      We are capable of doing so much better, and I can’t help but support anyone who demands excellence in the way they deem best if driven by peace.

  • Emmanuel Kumah

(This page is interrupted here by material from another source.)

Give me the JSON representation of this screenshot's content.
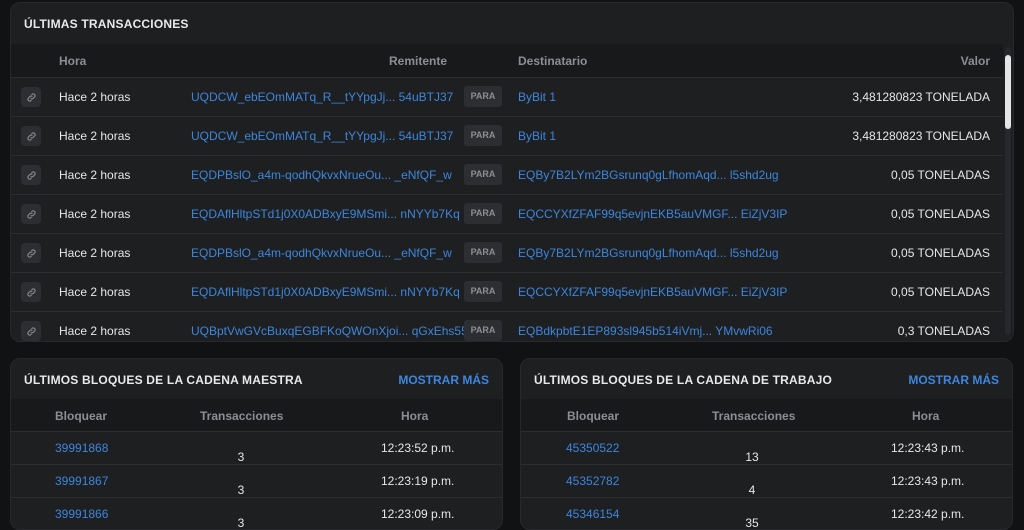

    the issue is the wrong people are going to be occupying, picketing, etc. these people are not average ghanaians. the average ghanaian will not hear about this till it’s already on the radio, because they’re not on fb or twitter like that. there’s a population that lives in a bubble in ghana, and while this bubble is aware of the management problems in our country, they are by and large able to deal with them. these same people have an attitude about what “educated” and “literate” and “able to speak english” mean and use these terms interchangeably and thus would not stop to think that there’s a need to communicate a message of revolution to the average person. this average person is pretty much happy with the fact that their cousin is president or MP, or upset that their cousin isn’t, if you get my drift. and this person is the one with the real electoral power, because those of us in bubbles make a ton of noise online but when it comes down to it, our administrations are put in place on the backs of free handkerchiefs, t-shirts and matchboxes. until that changes, and until those of us who are eager to articulate our elite-borne theories of how a modern society should be run, are willing to share that information and our platforms with real ghanaians, these initiatives will always take on an intellectualized political nature (which is usually rife with pseudo-intellectual b.s) and lead nowhere. corruption and nepotism happen because we allow it, and endorse it in every election cycle (and by the way, the ghanaian constitution has a ton of language about No-confidence votes at every administrative level, so perhaps waiting till an election isn’t the only option to shake things up). the victoria hammahs and her colleagues (all 274 of which I’m sure were thinking some version of what she got caught saying) happen because we allow it to. for me, it isn’t about a fear of getting arrested (i have been, twice – it’s hell) or worse; it’s about the fact that a few people have been inspired by movies and youtube and want a ghanaian version of occupy wall street for purely cosmetic reasons (just like a ton of other ghanaian versions of american things, and these days, nigerian things), whether they know it or not.

    • Well that’s an interesting take.